Apoptotic cells (red) lack GRASP65 (green).

Early in apoptosis, caspase 3 chops up the Golgi stacking protein GRASP65 to fragment the Golgi, according to results presented by Lane et al. on page 495. The fragmentation may cut the Golgi into manageable pieces, and allow dispersion of the pieces so that they can be incorporated into apoptotic bodies near the disintegrating plasma membrane.

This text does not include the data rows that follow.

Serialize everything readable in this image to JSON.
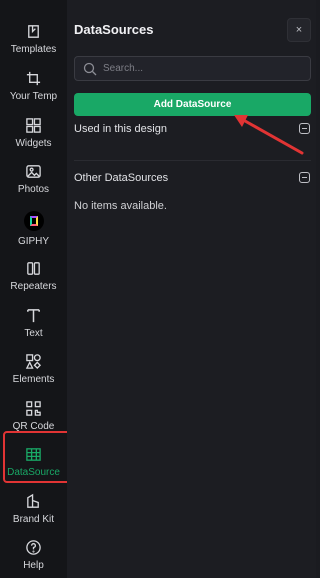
{
  "rail": {
    "items": [
      {
        "label": "Templates",
        "icon": "templates-icon"
      },
      {
        "label": "Your Temp",
        "icon": "crop-icon"
      },
      {
        "label": "Widgets",
        "icon": "widgets-icon"
      },
      {
        "label": "Photos",
        "icon": "photo-icon"
      },
      {
        "label": "GIPHY",
        "icon": "giphy-icon"
      },
      {
        "label": "Repeaters",
        "icon": "columns-icon"
      },
      {
        "label": "Text",
        "icon": "text-icon"
      },
      {
        "label": "Elements",
        "icon": "shapes-icon"
      },
      {
        "label": "QR Code",
        "icon": "qr-icon"
      },
      {
        "label": "DataSource",
        "icon": "table-icon"
      },
      {
        "label": "Brand Kit",
        "icon": "brand-kit-icon"
      },
      {
        "label": "Help",
        "icon": "help-icon"
      }
    ],
    "active": "DataSource"
  },
  "panel": {
    "title": "DataSources",
    "close_label": "×",
    "search_placeholder": "Search...",
    "add_button": "Add DataSource",
    "sections": [
      {
        "title": "Used in this design"
      },
      {
        "title": "Other DataSources",
        "empty_text": "No items available."
      }
    ]
  },
  "colors": {
    "accent": "#19a866",
    "highlight": "#e13434",
    "background": "#1c1d22"
  }
}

Lane et al. map the relevant cleavage sites on GRASP65 to the COOH terminus of the protein. A GRASP65 protein with these sites mutated is no longer cleaved, and the mutant protein preserves ∼1/4 of the Golgi stacking after apoptosis induction. Given that GRASP65 is located only in the cis Golgi, it might be expected to protect at most half of the Golgi from a loss of stacking. Lane et al. suspect that other caspase substrates control degradation of the rest of the Golgi, although they show that a number of other known Golgi stacking proteins are not cleaved during apoptosis.The results with mutant GRASP65 underscore the in vivo importance of GRASP65 in construction of the Golgi, which was previously only hinted at in in vitro assays. This function may be performed by the cleavable COOH terminus of the protein, whereas the vesicle tethering function of GRASP65 relies on the NH2 terminus. The mechanisms by which the COOH terminus carries out its job, including any protein partners, remain unknown. ▪